Myth 4: nuclear power is cheaper than other low-carbon sources of electricity.
The new nuclear power station on the island of Olkiluoto in western Finland is a clear example of the high and unpredictable cost of nuclear plants. Electricity production was supposed to start in 2008, but the latest news is that the power station will not start generating until 2012. The impact on the cost of the project has been dramatic. When the contracts were signed, the plant was supposed to cost €3bn. The final cost is likely to be more than twice this figure. A second new plant in Normandy appears to be experiencing similar problems. In the US, power companies are backing away from nuclear because of fears over uncontrollable costs.
Myth 5: electric cars are slow and ugly.
We are very close to developing electric cars that match the performance of conventional vehicles. The Tesla electric sports car, sold in America but designed by Lotus in Norfolk, amazes all those who experience its awesome acceleration. With a price tag of more than $100,000, late 2008 probably wasn’t a good time to launch a luxury electric car. But the Tesla has demonstrated to everybody that electric cars can be both exciting and desirable.
Myth 6: biofuels are always destructive to the environment.
Making some of our motor fuel from food has been an almost unmitigated disaster. It has caused hunger and increased the rate of forest loss, as farmers have sought extra land on which to grow their crops. However the failure of the first generation of biofuels should not mean that we should reject the use of biological materials forever. Within a few years we will be able to turn agricultural wastes into liquid fuels by splitting cellulose, the most abundant molecule in plants and trees, into simple hydrocarbons.
Myth 7: climate change means we need more organic agriculture.
Most studies show that yields under organic cultivation are little more than half what can be achieved elsewhere. Unless this figure can be hugely improved, the implication is clear; the world cannot feed its people and produce huge amounts of cellulose for fuels if large acreages are converted to organic cultivation.
Myth 8: zero carbon homes are the best way of dealing with greenhouse gas emissions from buildings.

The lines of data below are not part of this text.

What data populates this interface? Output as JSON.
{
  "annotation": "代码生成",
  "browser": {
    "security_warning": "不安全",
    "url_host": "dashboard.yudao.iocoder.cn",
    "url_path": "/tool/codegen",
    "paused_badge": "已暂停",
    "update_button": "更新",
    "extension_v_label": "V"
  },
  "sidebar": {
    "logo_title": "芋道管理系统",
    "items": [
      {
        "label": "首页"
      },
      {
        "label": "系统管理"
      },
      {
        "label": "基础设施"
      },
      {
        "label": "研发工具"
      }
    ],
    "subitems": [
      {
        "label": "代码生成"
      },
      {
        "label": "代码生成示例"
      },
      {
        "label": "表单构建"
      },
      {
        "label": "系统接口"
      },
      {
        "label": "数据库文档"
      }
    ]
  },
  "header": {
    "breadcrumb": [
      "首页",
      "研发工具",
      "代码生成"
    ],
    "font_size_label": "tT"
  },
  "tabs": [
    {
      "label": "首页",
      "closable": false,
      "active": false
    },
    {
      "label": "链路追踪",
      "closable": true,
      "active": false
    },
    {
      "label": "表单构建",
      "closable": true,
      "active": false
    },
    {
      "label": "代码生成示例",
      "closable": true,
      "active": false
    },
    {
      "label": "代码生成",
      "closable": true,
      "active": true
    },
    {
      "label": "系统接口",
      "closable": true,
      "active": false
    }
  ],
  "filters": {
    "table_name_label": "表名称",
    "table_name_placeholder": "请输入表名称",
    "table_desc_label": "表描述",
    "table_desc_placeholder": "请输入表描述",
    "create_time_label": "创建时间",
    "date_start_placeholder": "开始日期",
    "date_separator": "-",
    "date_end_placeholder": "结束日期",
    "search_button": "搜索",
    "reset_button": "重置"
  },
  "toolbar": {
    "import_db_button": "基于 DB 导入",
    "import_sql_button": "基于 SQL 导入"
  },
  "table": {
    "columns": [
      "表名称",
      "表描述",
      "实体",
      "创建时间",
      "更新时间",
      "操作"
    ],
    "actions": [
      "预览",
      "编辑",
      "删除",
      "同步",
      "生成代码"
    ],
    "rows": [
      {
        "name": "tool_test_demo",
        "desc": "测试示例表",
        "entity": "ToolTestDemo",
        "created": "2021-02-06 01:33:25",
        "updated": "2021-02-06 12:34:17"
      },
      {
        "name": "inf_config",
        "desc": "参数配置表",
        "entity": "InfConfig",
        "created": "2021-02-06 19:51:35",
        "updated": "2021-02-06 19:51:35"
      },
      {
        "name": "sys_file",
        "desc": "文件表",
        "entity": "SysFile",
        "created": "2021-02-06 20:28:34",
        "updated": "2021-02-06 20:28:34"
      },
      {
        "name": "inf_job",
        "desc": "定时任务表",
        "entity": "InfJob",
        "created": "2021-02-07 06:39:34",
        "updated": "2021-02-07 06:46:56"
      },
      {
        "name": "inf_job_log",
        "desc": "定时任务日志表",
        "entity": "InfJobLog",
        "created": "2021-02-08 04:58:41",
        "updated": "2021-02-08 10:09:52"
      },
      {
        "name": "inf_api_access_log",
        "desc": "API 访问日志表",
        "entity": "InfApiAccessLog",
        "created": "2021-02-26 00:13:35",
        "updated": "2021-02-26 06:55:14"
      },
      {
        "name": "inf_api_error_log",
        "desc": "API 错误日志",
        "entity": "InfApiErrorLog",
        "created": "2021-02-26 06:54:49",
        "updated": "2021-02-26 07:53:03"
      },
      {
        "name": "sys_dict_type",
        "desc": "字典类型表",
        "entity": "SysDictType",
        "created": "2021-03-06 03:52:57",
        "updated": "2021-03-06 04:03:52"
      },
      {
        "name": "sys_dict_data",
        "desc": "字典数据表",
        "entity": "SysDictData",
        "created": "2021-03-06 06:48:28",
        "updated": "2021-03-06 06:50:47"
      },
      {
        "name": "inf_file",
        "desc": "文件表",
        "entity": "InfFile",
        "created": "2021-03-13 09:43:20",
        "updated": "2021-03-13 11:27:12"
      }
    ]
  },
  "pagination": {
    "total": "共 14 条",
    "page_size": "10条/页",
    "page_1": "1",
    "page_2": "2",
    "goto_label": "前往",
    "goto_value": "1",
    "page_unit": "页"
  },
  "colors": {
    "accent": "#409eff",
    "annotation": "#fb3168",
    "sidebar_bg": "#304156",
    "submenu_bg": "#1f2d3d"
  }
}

Buildings are responsible for about half the world’s emissions, and domestic housing is the most important single source of greenhouse gases. But making a building genuinely zero carbon is extremely expensive, and just focusing on the about 1 per cent of the housing stock that is newly built each year has no effect on the remaining 99 per cent. In Germany a mixture of subsidies, cheap loans and exhortation is succeeding in getting hundreds of thousands of older properties eco-renovated each year to very impressive standards and at reasonable cost.

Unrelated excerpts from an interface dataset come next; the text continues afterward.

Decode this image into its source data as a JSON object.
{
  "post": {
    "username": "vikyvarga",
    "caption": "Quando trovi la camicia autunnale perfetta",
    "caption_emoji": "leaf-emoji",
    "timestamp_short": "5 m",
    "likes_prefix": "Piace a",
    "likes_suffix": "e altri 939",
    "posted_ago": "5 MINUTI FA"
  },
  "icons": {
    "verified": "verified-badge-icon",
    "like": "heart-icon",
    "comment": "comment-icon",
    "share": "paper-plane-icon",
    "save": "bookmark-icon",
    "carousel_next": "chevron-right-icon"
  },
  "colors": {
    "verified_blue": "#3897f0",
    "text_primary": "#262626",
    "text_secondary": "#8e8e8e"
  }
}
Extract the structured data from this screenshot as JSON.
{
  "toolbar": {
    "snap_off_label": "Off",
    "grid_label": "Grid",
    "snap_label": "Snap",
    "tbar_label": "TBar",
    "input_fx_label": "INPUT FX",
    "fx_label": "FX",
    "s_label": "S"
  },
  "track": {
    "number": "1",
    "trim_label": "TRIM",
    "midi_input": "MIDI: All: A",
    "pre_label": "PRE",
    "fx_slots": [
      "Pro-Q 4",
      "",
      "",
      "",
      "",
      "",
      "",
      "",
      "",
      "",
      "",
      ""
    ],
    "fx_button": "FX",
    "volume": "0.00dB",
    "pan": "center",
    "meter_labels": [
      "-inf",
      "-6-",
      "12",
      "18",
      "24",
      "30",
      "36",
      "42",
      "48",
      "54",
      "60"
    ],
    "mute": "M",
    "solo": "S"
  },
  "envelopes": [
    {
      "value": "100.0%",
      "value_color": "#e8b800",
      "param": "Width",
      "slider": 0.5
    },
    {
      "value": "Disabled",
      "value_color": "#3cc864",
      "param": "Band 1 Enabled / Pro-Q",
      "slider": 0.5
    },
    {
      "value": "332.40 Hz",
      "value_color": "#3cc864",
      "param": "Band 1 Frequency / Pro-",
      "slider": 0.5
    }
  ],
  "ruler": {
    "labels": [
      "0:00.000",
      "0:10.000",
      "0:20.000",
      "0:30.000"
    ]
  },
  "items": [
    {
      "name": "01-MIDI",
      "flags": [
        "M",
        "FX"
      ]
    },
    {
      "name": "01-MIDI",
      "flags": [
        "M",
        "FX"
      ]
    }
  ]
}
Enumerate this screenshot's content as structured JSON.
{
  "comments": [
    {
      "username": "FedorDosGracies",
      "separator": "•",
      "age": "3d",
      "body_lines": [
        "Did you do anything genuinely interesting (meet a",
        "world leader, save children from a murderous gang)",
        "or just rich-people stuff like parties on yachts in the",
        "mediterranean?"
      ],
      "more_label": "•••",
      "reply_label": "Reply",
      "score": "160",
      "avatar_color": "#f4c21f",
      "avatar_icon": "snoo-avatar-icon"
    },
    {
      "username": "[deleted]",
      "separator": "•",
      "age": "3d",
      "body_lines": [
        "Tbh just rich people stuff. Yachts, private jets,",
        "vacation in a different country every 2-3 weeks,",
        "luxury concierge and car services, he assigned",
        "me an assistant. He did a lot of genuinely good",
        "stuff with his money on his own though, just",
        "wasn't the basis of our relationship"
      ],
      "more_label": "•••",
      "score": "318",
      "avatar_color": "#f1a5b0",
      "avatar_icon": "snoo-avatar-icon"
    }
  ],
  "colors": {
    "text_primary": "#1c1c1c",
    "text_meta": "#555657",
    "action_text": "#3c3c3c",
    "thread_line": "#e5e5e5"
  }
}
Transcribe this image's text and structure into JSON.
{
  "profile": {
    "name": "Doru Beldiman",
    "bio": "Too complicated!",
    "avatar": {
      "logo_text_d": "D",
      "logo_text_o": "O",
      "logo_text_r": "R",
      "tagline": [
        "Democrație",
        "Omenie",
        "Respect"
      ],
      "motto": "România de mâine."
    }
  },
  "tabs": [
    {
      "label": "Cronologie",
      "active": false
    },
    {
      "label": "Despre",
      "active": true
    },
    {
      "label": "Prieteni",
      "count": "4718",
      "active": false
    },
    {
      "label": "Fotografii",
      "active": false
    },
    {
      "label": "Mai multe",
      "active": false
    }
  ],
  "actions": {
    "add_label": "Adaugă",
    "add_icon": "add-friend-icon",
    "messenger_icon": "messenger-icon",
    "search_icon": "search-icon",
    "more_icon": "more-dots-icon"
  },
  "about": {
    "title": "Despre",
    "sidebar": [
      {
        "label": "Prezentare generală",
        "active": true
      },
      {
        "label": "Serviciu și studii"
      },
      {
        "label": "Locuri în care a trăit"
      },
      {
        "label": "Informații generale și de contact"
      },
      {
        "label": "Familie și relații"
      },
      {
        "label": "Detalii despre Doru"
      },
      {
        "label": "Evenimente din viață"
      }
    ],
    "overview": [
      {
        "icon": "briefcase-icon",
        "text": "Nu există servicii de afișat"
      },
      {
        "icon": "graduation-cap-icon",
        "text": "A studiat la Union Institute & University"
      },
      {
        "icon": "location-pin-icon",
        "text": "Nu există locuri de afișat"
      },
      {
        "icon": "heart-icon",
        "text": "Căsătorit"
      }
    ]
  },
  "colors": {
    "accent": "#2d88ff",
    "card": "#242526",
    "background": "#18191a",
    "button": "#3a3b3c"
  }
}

Myth 9: the most efficient power stations are big.
New types of tiny combined heat and power plants are able to turn about half the energy in fuel into electricity, almost matching the efficiency of huge generators. These are now small enough to be easily installed in ordinary homes. Not only will they generate electricity but the surplus heat can be used to heat the house, meaning that all the energy in gas is productively used. Some types of air conditioning can even use the heat to power their chillers in summer.
Myth 10: all proposed solutions to climate change need to be hi-tech.
The advanced economies are obsessed with finding hi-tech solutions to reducing greenhouse gas emissions. Many of these are expensive and may create as many problems as they solve. Nuclear power is a good example. But it may be cheaper and more effective to look for simple solutions that reduce emissions, or even extract existing carbon dioxide from the air.